Assignment. Using the data below, copy every line that contains the word "rank".

[Excerpts from an interface dataset]

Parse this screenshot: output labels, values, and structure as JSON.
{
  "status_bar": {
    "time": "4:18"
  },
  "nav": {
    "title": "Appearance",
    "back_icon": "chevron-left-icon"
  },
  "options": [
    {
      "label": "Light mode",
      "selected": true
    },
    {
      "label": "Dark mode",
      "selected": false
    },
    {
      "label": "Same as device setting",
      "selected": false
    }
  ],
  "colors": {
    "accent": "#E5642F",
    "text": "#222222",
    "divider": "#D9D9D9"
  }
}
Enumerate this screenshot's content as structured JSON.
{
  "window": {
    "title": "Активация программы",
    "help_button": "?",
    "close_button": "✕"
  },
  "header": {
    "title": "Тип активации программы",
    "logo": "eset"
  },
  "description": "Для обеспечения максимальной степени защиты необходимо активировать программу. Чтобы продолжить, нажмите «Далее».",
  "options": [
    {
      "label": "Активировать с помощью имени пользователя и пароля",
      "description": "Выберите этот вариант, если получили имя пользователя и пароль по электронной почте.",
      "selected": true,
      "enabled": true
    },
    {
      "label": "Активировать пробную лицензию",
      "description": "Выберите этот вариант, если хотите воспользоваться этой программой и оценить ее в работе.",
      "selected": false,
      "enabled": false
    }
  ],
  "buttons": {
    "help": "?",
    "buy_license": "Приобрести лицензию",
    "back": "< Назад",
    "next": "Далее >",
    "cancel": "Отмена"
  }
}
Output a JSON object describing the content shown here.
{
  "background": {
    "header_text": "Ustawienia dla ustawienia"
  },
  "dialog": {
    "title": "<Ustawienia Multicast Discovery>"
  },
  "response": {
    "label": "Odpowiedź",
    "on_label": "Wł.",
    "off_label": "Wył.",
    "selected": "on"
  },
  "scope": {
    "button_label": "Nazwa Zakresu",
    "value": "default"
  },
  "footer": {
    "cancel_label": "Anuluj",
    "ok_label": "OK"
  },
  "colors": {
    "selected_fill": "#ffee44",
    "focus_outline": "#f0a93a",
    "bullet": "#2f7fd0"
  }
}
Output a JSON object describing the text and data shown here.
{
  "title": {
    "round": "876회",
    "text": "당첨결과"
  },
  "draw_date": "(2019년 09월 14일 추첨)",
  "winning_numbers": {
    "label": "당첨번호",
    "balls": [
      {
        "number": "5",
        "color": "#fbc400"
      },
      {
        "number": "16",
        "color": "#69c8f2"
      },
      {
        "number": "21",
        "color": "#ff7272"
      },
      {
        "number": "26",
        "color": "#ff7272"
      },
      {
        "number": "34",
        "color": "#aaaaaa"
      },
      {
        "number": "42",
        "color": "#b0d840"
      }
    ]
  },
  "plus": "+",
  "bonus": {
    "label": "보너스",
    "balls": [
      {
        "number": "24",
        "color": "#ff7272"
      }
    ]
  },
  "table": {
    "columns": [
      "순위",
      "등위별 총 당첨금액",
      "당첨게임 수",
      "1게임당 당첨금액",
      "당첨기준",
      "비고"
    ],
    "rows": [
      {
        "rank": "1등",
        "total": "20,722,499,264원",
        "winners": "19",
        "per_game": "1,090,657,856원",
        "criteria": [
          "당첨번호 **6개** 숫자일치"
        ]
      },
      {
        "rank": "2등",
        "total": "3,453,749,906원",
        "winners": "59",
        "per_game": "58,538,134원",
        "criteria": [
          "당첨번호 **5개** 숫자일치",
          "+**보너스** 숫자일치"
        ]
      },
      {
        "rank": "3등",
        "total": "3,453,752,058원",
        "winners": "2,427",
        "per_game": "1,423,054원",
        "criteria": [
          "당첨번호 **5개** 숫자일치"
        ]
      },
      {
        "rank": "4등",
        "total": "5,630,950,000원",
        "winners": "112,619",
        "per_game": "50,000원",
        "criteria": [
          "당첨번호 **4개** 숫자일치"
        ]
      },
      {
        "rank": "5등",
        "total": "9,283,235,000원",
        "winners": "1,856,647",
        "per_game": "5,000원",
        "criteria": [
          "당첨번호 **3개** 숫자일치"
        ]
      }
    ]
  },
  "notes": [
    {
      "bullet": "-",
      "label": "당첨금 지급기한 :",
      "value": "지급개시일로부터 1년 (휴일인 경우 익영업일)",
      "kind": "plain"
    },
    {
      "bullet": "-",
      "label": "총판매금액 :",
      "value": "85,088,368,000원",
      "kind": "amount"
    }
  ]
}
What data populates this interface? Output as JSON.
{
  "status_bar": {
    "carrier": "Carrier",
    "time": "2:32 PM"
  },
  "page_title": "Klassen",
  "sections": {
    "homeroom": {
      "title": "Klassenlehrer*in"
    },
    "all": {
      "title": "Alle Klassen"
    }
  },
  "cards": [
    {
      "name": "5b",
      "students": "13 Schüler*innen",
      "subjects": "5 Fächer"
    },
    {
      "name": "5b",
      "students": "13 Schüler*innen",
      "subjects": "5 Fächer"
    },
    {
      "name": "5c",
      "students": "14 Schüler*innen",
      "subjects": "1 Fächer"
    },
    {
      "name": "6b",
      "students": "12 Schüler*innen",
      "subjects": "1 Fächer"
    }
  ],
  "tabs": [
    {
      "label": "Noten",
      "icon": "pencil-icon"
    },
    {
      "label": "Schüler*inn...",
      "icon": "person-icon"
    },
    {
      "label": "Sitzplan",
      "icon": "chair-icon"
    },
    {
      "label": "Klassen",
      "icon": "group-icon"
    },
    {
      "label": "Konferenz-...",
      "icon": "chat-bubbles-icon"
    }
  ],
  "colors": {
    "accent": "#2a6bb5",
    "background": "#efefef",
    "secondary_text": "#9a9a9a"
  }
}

Answer area.
        "rank": "1등",
        "rank": "2등",
        "rank": "3등",
        "rank": "4등",
        "rank": "5등",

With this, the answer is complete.